After the warrant was confirmed, Officer John Collins arrived to back up Speakman.† Evenson was placed under arrest, handcuffed, and placed in the back of a squad car.† The officers decided to conduct a search of appellantís car incident to the arrest of Evenson.† Collins removed appellant from the car and placed appellant in the back of the other squad car to protect appellant from oncoming traffic and to ensure that appellant could not harm either officer.
Before placing appellant in the car, Collins requested and received appellantís consent for a pat-search of appellant.† Collins had no evidence indicating that appellant was armed or dangerous when this pat-search was conducted.† During the pat-search, Collins discovered a small, cylindrical object that appellant described as a crack pipe.† The pipe had methamphetamine residue in it.

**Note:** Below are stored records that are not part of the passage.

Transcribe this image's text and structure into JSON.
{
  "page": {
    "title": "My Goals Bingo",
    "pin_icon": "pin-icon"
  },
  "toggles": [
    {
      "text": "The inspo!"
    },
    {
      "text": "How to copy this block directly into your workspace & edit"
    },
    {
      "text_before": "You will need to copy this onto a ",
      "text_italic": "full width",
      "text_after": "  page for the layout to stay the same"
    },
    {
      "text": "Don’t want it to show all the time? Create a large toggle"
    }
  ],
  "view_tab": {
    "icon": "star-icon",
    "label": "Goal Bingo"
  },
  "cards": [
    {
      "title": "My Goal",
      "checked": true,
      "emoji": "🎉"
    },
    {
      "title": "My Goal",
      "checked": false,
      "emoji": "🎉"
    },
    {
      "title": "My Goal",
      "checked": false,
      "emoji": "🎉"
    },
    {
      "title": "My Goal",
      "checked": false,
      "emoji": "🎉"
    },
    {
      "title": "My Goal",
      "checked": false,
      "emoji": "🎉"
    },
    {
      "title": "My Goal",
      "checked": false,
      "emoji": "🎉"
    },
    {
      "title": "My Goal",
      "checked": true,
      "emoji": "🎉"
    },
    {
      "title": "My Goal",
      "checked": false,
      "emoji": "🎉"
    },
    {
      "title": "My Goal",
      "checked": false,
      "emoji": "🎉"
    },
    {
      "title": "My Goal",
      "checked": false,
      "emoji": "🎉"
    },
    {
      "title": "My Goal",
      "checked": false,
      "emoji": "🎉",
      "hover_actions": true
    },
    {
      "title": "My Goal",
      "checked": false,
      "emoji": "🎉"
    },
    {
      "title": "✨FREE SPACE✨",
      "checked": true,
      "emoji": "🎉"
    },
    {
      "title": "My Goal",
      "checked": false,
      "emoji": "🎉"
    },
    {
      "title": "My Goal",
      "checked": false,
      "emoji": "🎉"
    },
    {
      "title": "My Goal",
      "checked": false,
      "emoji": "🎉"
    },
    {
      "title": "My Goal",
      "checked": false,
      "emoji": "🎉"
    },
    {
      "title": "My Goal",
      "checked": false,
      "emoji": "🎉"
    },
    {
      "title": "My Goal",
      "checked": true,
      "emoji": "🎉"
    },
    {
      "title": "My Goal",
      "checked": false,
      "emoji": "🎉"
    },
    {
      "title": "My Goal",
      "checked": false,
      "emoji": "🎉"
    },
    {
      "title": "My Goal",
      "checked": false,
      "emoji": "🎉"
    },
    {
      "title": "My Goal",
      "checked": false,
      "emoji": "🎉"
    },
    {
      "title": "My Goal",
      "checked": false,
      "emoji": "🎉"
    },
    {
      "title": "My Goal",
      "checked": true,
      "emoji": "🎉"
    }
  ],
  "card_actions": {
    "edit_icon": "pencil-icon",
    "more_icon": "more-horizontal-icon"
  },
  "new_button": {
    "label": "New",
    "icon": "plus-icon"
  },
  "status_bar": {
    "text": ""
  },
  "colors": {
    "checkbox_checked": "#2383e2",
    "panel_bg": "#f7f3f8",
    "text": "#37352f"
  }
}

Appellant was placed in the back of the squad car, and the two officers conducted a search of appellantís vehicle.† In the driverís side door the officers discovered a marijuana pipe with marijuana residue on it.† Appellant and Evenson were searched more thoroughly, and marijuana was found on both of them.
In the pre-trial stage, appellant contested the search of the vehicle and the pat-search of his person prior to placing him in the back seat of the squad car.† At the suppression hearing, appellant argued that the search was not lawful as a search incident to arrest.† Appellant never argued to the district court that his consent was invalid.† Appellantís argument at the district court was based on the Fourth Amendment to United States Constitution and Article 1, Section 10 of the Minnesota Constitution.† The district court admitted the evidence.
The case was tried on stipulated facts, and the district court found appellant guilty.† The district court stayed imposition of the sentence pending the outcome of this appeal.
††††††††††† Both the U.S. and Minnesota constitutions forbid unreasonable searches and seizures.† U.S. Const. amend. IV; Minn. Const. art. I, ß 10.† A search is not unreasonable if a law-enforcement officer requests permission to search and the individual grants the officer permission.† State v. Dezso, 512 N.W.2d 877, 880 (Minn. 1994).† Here, appellant consented to the pat-search of his person.† Appellant did not raise the validity of his consent below and we will therefore not consider his challenge to it here.† Roby v. State, 547 N.W.2d 354, 357 (Minn. 1996).† Because appellant consented to the pat-search of his person, the pat-search was a lawful search.
††††††††††† The fruits of this pat-search, what appellant described to Collins as a crack pipe, provided probable cause for Collins to arrest appellant.† See State v. Buchwald, 196 N.W.2d 445, 450, 293 Minn. 74, 81-81 (1972) (concluding that officerís observation of hand-rolled cigarettes, without knowledge of their contents coupled with knowledge of drug use by the defendantís associates, provided probable cause to arrest the owner of the cigarettes).† Because Collins had probable cause to arrest appellant, Collins was then authorized to conduct a search of appellantís car incident to his arrest.† New York v. Belton, 453 U.S. 454, 460, 101 S. Ct. 2860, 2864 (1981) (stating that law-enforcement officers may search the entire passenger compartment incident to the arrest of an occupant of the vehicle); State v. Cornell, 491 N.W.2d 668, 670 (Minn. App. 1992) (stating that a search incident to arrest may be conducted prior to the actual arrest provided that the fruits of the search are not used to justify the initial arrest).† Therefore, because the officers lawfully pat-searched appellant and had probable cause to arrest, the search of appellantís vehicle was not an unreasonable search.